I am very interested in the work of Elizabeth Stead, niece of Christina Stead who wrote the Australian classic The Man Who Loved Children. I relished Elizabeth’s 2007 novel, The Gospel of Gods and Crocodiles, set on an island that reminded me of somewhere in Papua New Guinea, although the place was unidentified.
Elizabeth Stead has a wicked, deftly controlled, tone and style, particularly in the carving of her inimitable characters, which is unleashed in her new novel The Aunts’ House (University of Queensland Press).
I wonder if there is a nod to Patrick White’s The Aunt’s Story here; the tile may suggest so. The setup of the characters and place, and some of the writing style, also has similarities.
The Aunts’ House is set in 1942 between a boarding house on Sydney’s bushy north shore and the aunts’ house above the beach. Ten, turning eleven-year-old Angel Martin lives between these places after her mother dies in poverty. Angel is a survivor, although she is undoubtedly damaged by her experiences, which include the wandering hands of older men. To earn her keep she has to work at the mean boarding house run by slatternly Missus Potts. She wears lipstick on her tram rides to the beach to look “experienced” and to help the drivers like her. She may recognise her life in the work of Charles Dickens, which she loves.
Her friends are all adults: in particular, mathematician Barnaby Grange and exotic Winifred Varnham who she calls the Duchess of Nullabri, from the boarding house. Winifred is visiting her sister at the nearby sanitarium. Together the trio are “Duchess Colour, Miss Music and Mister Numbers”. The broad cast of adults seem to discern some of Angel’s trouble. Some try to help but even most of those ultimately cast a blind eye and are culpable.
Music is Angel’s companion. She feels music as colours: she “loved the swirl of colours inside her. Thick and oily or gently splashed and tinted, depending of course on the particular musical composition, and she often wondered if an orchestra could play from a score of colours undulating across the page, flowing like streams of water and oil”.
She loves both the green gully where she is protected “beneath the tree canopies and serenity, sweet as a kiss, from the gentle flow of the creek” near the boarding house and the Mariana, her name for the vast parallel nation of the ocean. On a summer day Mariana is hard to leave “with her deep sea all glassy as far as the horizon, and white seahorses, all thrashing manes and tails and bored with a sea smooth as a rink, raged at the cliff’s bottom and climbed, one at a time, all seven of them, onto the rocks”. Angel plays on the rocks and names them, the tides and the swells. Nature is her sanctuary although she tries to find a safe place with people. She longs for family.
Angel rarely attends school and escapes to the Bay on Sundays, gradually inveigling her way inside the aunts’ house. She helps Aunt Elsa who lives downstairs and hears Aunt Clara’s ballet music from upstairs.
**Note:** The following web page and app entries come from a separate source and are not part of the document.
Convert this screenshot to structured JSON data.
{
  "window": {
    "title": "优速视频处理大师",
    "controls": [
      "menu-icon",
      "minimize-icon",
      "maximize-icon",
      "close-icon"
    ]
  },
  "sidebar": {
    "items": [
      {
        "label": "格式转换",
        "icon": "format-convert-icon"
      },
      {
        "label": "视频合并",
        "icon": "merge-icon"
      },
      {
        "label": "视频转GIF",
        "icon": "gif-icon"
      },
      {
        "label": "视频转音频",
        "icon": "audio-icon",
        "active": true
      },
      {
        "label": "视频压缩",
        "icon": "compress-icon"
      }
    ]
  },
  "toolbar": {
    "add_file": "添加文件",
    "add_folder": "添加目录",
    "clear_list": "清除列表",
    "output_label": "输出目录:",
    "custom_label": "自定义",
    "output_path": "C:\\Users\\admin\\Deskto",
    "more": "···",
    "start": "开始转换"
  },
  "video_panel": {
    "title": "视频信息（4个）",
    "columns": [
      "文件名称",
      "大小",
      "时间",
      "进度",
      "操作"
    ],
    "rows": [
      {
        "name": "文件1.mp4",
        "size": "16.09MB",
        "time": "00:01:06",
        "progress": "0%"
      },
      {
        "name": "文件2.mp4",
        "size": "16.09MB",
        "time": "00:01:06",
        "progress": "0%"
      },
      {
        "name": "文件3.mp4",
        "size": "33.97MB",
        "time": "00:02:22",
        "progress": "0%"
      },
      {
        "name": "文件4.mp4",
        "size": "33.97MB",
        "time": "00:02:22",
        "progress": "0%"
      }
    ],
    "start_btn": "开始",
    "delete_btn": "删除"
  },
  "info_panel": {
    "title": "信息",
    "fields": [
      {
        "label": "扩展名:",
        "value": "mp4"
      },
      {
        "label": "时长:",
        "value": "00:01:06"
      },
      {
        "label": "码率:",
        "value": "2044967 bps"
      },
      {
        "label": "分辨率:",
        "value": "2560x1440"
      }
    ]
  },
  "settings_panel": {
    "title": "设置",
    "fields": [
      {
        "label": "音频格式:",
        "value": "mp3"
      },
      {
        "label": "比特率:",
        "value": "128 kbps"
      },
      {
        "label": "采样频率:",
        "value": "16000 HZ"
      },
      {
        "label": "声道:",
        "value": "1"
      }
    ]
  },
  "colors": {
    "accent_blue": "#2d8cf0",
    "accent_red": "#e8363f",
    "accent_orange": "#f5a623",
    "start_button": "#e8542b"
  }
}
Like a number of the females in The Aunts’ House, these women lack agency; they exist precariously at the whim of their deceased father’s lover who owns the house.
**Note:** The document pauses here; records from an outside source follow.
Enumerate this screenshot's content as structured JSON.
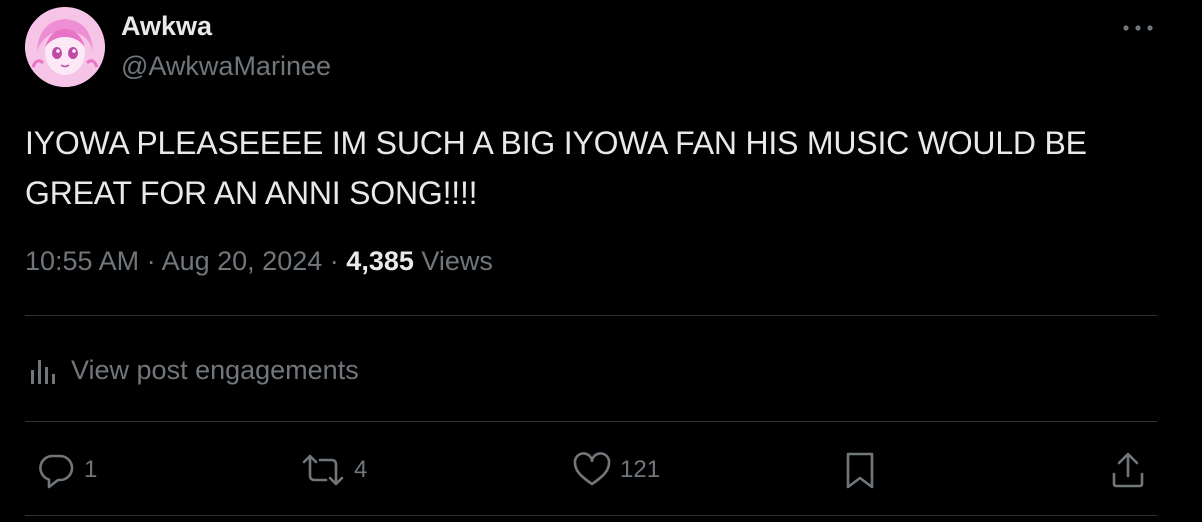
{
  "author": {
    "name": "Awkwa",
    "handle": "@AwkwaMarinee"
  },
  "post": {
    "text": "IYOWA PLEASEEEE IM SUCH A BIG IYOWA FAN HIS MUSIC WOULD BE GREAT FOR AN ANNI SONG!!!!",
    "time": "10:55 AM",
    "separator": "·",
    "date": "Aug 20, 2024",
    "views_count": "4,385",
    "views_label": "Views"
  },
  "engagements": {
    "label": "View post engagements",
    "icon": "analytics-icon"
  },
  "actions": {
    "reply": {
      "count": "1",
      "icon": "reply-icon"
    },
    "repost": {
      "count": "4",
      "icon": "repost-icon"
    },
    "like": {
      "count": "121",
      "icon": "heart-icon"
    },
    "bookmark": {
      "icon": "bookmark-icon"
    },
    "share": {
      "icon": "share-icon"
    }
  },
  "colors": {
    "background": "#000000",
    "text_primary": "#e7e9ea",
    "text_secondary": "#71767b",
    "divider": "#2f3336",
    "avatar_pink": "#f1a2da"
  }
}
This is a beautifully written yet disturbing novel of madness and love. It is darkly captivating, brilliantly layered and full of secrets. Elizabeth Stead is a maestro.